(Web page and app entries)
* * * * * * * * *

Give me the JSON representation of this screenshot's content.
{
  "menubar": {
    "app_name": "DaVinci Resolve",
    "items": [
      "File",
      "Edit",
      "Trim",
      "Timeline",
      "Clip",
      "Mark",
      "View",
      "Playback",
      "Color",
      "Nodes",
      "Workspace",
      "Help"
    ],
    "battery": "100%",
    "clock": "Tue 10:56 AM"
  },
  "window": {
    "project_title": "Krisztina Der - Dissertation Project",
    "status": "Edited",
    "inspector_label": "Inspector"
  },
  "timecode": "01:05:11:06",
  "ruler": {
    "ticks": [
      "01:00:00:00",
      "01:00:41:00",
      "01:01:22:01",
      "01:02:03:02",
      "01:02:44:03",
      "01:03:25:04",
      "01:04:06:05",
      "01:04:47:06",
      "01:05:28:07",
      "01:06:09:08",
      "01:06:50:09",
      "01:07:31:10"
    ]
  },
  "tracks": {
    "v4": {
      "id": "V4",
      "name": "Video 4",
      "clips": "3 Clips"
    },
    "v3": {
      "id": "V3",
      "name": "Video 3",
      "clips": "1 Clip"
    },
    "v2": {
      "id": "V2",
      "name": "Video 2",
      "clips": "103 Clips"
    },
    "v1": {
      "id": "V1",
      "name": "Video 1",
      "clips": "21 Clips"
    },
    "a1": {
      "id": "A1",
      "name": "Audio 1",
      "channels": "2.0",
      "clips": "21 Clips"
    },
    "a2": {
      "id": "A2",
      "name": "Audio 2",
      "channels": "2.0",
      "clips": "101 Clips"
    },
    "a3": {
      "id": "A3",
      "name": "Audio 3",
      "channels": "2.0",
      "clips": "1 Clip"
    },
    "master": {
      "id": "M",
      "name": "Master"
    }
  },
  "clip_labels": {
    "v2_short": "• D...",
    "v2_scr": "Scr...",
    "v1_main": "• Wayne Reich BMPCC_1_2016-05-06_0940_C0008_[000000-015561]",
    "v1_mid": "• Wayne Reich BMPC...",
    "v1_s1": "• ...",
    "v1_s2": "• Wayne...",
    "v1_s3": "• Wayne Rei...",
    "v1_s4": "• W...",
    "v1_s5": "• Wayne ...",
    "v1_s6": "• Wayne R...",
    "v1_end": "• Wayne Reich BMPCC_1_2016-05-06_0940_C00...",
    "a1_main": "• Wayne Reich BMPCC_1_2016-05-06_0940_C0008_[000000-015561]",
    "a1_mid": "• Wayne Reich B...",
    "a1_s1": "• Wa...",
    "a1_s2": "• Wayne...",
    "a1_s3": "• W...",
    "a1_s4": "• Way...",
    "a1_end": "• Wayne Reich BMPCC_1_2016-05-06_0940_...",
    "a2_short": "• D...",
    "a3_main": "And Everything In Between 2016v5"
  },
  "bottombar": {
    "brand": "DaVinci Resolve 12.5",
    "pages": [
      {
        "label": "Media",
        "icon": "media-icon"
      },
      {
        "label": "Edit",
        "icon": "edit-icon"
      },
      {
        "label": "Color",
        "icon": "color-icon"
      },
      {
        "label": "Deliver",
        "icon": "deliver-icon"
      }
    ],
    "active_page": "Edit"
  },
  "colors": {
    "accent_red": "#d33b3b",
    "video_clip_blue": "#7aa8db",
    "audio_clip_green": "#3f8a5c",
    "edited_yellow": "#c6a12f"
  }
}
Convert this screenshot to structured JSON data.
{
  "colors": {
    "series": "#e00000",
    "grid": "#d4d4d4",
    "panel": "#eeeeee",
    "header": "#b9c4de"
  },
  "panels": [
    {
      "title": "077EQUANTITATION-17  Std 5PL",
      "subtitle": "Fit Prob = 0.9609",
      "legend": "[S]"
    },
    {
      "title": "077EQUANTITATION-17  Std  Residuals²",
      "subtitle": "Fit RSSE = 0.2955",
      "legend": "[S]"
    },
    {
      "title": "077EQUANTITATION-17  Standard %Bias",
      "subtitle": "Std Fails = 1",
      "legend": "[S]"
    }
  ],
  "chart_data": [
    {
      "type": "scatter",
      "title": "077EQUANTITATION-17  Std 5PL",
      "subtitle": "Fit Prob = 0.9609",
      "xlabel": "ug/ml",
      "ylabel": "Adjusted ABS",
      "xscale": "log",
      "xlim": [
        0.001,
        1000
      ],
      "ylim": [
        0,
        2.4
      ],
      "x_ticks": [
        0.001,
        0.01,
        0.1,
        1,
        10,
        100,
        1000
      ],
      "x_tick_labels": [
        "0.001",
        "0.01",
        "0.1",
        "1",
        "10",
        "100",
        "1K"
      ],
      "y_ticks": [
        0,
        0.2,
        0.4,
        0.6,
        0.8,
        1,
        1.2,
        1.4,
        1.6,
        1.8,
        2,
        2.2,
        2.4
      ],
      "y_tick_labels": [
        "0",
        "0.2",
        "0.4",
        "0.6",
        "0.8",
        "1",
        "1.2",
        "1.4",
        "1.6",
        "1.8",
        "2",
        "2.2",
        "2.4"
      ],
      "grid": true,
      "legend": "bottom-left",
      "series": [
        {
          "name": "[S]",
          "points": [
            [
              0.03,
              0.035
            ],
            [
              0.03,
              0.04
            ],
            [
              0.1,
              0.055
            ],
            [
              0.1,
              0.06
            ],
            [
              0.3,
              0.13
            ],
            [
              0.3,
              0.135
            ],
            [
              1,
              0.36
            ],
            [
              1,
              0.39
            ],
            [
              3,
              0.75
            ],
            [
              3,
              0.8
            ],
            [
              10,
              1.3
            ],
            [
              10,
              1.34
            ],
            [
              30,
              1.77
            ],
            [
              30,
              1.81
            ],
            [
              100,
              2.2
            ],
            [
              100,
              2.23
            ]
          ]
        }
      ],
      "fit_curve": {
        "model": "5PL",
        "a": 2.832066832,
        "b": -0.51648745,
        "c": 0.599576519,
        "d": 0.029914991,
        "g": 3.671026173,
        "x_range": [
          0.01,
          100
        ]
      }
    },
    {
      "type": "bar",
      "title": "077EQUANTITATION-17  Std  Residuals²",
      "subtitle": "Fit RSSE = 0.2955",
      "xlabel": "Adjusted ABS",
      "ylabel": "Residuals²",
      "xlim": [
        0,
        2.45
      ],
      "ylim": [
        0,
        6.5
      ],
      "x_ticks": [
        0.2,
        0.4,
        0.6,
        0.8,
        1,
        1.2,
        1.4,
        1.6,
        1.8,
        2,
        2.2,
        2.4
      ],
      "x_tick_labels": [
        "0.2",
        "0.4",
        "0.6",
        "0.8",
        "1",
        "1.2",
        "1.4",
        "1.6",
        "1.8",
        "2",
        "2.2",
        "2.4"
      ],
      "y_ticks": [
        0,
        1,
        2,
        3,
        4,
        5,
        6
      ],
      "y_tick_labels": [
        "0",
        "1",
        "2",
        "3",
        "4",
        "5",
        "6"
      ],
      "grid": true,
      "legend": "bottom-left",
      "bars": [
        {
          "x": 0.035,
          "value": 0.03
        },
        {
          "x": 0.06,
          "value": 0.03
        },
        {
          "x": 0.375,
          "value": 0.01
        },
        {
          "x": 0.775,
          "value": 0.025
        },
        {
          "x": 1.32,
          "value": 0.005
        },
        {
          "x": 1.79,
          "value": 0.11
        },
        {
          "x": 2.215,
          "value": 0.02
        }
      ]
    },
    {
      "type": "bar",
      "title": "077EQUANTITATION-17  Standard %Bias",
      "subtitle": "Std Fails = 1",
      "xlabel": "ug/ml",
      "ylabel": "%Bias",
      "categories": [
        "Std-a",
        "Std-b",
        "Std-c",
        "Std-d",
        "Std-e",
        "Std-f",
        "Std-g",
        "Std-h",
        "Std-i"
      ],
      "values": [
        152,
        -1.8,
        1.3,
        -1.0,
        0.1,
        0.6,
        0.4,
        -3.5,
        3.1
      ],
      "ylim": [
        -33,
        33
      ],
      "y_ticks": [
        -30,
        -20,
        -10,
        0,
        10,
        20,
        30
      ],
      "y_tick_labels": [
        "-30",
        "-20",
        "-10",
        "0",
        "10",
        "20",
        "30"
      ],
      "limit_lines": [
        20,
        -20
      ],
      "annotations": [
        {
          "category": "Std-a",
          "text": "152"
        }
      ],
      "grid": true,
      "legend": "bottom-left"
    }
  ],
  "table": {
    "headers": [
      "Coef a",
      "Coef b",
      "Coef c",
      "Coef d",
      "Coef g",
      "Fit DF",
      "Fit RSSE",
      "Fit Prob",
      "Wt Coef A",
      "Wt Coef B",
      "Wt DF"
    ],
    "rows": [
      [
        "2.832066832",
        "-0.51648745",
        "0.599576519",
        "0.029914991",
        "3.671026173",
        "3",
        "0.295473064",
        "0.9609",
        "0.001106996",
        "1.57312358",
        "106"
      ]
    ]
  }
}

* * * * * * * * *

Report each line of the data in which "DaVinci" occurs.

Solution for this task.
    "app_name": "DaVinci Resolve",
    "brand": "DaVinci Resolve 12.5",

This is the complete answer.